Sixteen year old pole vaulter, Tyler Craig, of Pickens County is soon to compete at Wichita, Kansas in the USA Track and Field National Junior Olympic Championship. The competition runs Tuesday, July 26, through Sunday, July 31. Craig vaults that Sunday.
Craig's participation at this national meet among athletes drawn from across the country amounts to an amazing accomplishment, considering Craig only began pole vaulting at the start of this year. A football athlete, he was recruited for the track team at the end of autumn, he said.
Joan Briton, a five-year resident of Pickens County, has assumed the duties of office manager for Keep Pickens Beautiful (KPB).
KPB operates out of the small green building on the south end of Main Street. Their primary activities include promoting recycling, adopt-a-road, and education.
Briton takes over following the retirement of Carol Opdenhoff who served as office manager for the past decade.
The work of office manager is the day-to-day operation of the organization including bookkeeping and bill payment and keeping membership lists current.
Brtion said she had been in a volunteer working on membership for the non-profit, when Opdenhoff retired. With book-keeping experience she was hired as the part-time manager.
Briton said she got involved with KPB after becoming more environmentally aware through several books she had read and was looking for some way to make difference. She met current KPB president Mary Anne Rentz who encouraged her to volunteer.

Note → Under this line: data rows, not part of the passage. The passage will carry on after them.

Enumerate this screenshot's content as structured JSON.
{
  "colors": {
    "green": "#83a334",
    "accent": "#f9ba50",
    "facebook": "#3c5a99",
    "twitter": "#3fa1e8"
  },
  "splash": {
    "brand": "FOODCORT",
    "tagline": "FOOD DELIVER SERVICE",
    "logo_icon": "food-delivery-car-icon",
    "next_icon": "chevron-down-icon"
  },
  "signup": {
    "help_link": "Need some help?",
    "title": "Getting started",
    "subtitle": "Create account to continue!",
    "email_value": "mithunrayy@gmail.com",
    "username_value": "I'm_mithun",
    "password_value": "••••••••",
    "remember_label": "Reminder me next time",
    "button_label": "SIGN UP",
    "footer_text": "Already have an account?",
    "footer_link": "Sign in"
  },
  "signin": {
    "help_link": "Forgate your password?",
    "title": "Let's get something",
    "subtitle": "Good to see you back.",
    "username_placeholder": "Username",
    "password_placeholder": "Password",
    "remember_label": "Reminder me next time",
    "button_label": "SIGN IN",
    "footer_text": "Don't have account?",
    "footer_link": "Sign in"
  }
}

“I want to see the world go on,” she said.
Briton has lived in Pickens County for five years. Following many years of vacationing in the mountains of North Georgia she moved here from Fort Lauderdale.
Among the upcoming projects that KPB is working is on:

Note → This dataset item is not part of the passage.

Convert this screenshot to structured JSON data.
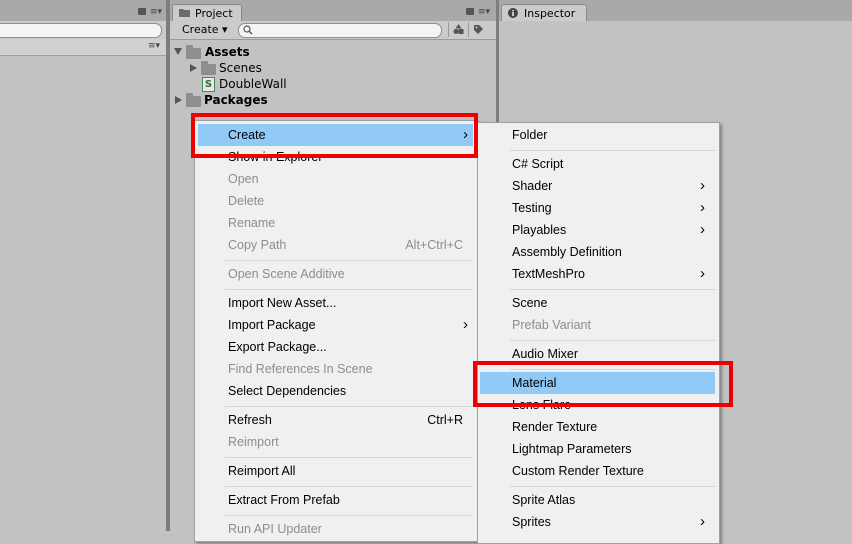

• They will host the shredder on July 23rd from 9 a.m. until noon in the parking lot of the former Post Office behind the KPB offices. Briton said this is a good opportunity for households and businesses to see any documents they aren’t comfortable throwing in the trash shredded on-site while they wait. She said this is a great opportunity for law firms or medical businesses to get rid of old records safely.
• On a longer range scale: KPB is working to establish “a central recycling center drop off site.” This would be a spot where recyclable materials could be held for Pickens and surrounding counties until they have full truckloads. Briton said the project is about increasing the efficiency of recycling operations.

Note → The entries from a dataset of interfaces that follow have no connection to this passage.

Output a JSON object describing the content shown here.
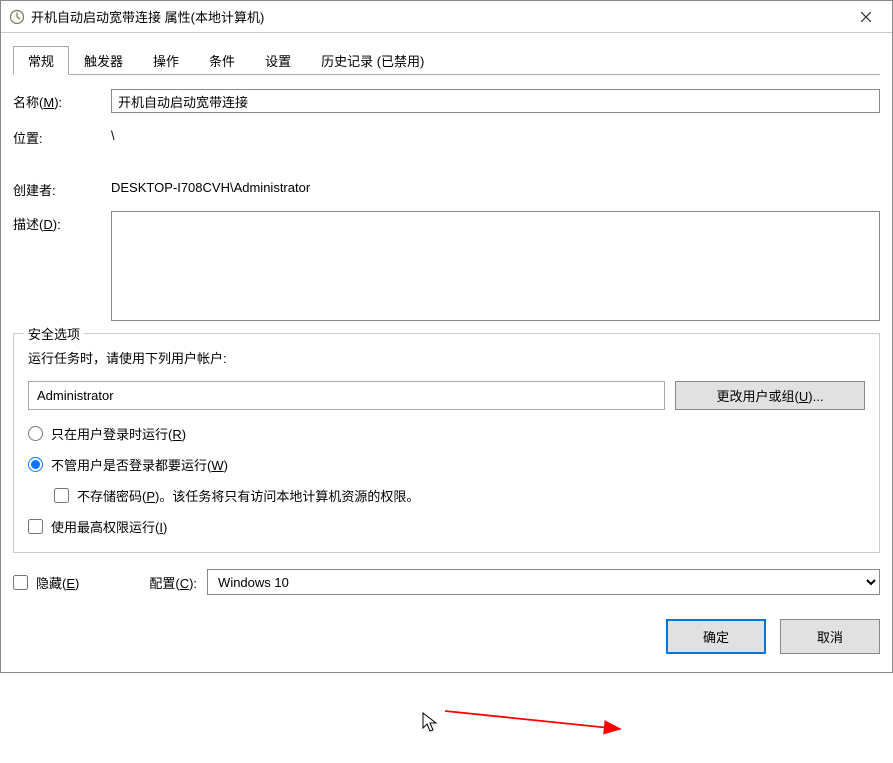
{
  "window": {
    "title": "开机自动启动宽带连接 属性(本地计算机)"
  },
  "tabs": [
    {
      "label": "常规",
      "active": true
    },
    {
      "label": "触发器",
      "active": false
    },
    {
      "label": "操作",
      "active": false
    },
    {
      "label": "条件",
      "active": false
    },
    {
      "label": "设置",
      "active": false
    },
    {
      "label": "历史记录 (已禁用)",
      "active": false
    }
  ],
  "general": {
    "name_label_prefix": "名称(",
    "name_key": "M",
    "name_label_suffix": "):",
    "name_value": "开机自动启动宽带连接",
    "location_label": "位置:",
    "location_value": "\\",
    "creator_label": "创建者:",
    "creator_value": "DESKTOP-I708CVH\\Administrator",
    "desc_label_prefix": "描述(",
    "desc_key": "D",
    "desc_label_suffix": "):",
    "desc_value": ""
  },
  "security": {
    "group_title": "安全选项",
    "run_as_label": "运行任务时，请使用下列用户帐户:",
    "account": "Administrator",
    "change_user_btn_prefix": "更改用户或组(",
    "change_user_key": "U",
    "change_user_btn_suffix": ")...",
    "radio_logged_prefix": "只在用户登录时运行(",
    "radio_logged_key": "R",
    "radio_logged_suffix": ")",
    "radio_always_prefix": "不管用户是否登录都要运行(",
    "radio_always_key": "W",
    "radio_always_suffix": ")",
    "nopass_prefix": "不存储密码(",
    "nopass_key": "P",
    "nopass_suffix": ")。该任务将只有访问本地计算机资源的权限。",
    "highest_prefix": "使用最高权限运行(",
    "highest_key": "I",
    "highest_suffix": ")",
    "radio_selected": "always",
    "nopass_checked": false,
    "highest_checked": false
  },
  "bottom": {
    "hidden_prefix": "隐藏(",
    "hidden_key": "E",
    "hidden_suffix": ")",
    "hidden_checked": false,
    "config_label_prefix": "配置(",
    "config_key": "C",
    "config_label_suffix": "):",
    "config_value": "Windows 10"
  },
  "footer": {
    "ok": "确定",
    "cancel": "取消"
  }
}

For more information on KPB call their office at 706-253-3600.
By a mere .17 seconds, local bag-boy Devon Parks was edged from the top spot at Kroger’s Divisional Bag-Off last week at Sugar Hill, GA. See complete story in this week's print edition.
Jasper Youth Sports Association is gearing up for their 2011 season with practices beginning later this month. Here girls participate in the cheer camp at the old gym at Jasper Elementary School. Both cheer and football camp run the week of July 11 through July 15.
According to city officials, there are still a few days left to register your five to 12 year old for cheerleading and football through their youth sports program.
“We want as many children to play as can play,” said Jasper Youth Sports Association President Joe Nold in a later interview. “As long as they register by the end of the week they’re good to go.”
According to Nold, the city sports program has seen an increase in cheerleader registrations and a decrease in football registrations for this season.
“We’ve got about 102 for cheerleading and about 130 for football,” he said. “That’s up about 20 for the cheer and down about the same for football.”
Nold noted that because of recent fund-raising efforts the association has been able to replace out-of-date equipment.
“Last year we spent $15,000 on new helmets, and this year we spent $9,000 on shoulder pads,” he said. “When I started here we had equipment that was 10 to 15 years old.”
Cost for the program is $150 per participant for football and $140 for cheerleading, and there are hardship scholarships available to those who qualify.
George Gleason, chairman and CEO of the Bank of the Ozarks, took a break to talk with the press by phone from his hotel room in Gainesville June 21st during a week the bank’s entire board of directors spent touring recently acquired Georgia facilities.
The Bank of the Ozarks, which began in 1903 in Jasper, Arkansas, has added 30 branches in Georgia to their Little Rock based operation through a series of FDIC acquisitions of failed banks. Included in those was Chestatee State Bank with its Marble Hill (Foothills) office.
Gleason said Georgia now accounts for roughly one-third of Bank of the Ozarks operations with 300 of its 1,100 employees in Georgia. He said the week-long series of bank tours and meetings gave directors firsthand knowledge of the business climate in Georgia – a state where they are planning aggressive acquisition and expansion.
Gleason has been chairman and CEO of Bank of the Ozarks since1979, when, as a 25-year-old attorney, he bought a controlling interest in the bank which at that time had a handful of employees and $28 million in assets.
In 1994 the Bank of the Ozarks, (a publicly traded company on the NASDAQ Global Select Market, symbol OZRK) began expansion throughout the Southeast. It now has locations in Arkansas, Texas, Georgia, North Carolina, South Carolina, Alabama and Florida.
Gleason said he considered it important that his entire board spend time in Georgia to understand what he called the environment for “aggressive expansion.”
Read more about what Mr. Gleason had to say in this week's print edition.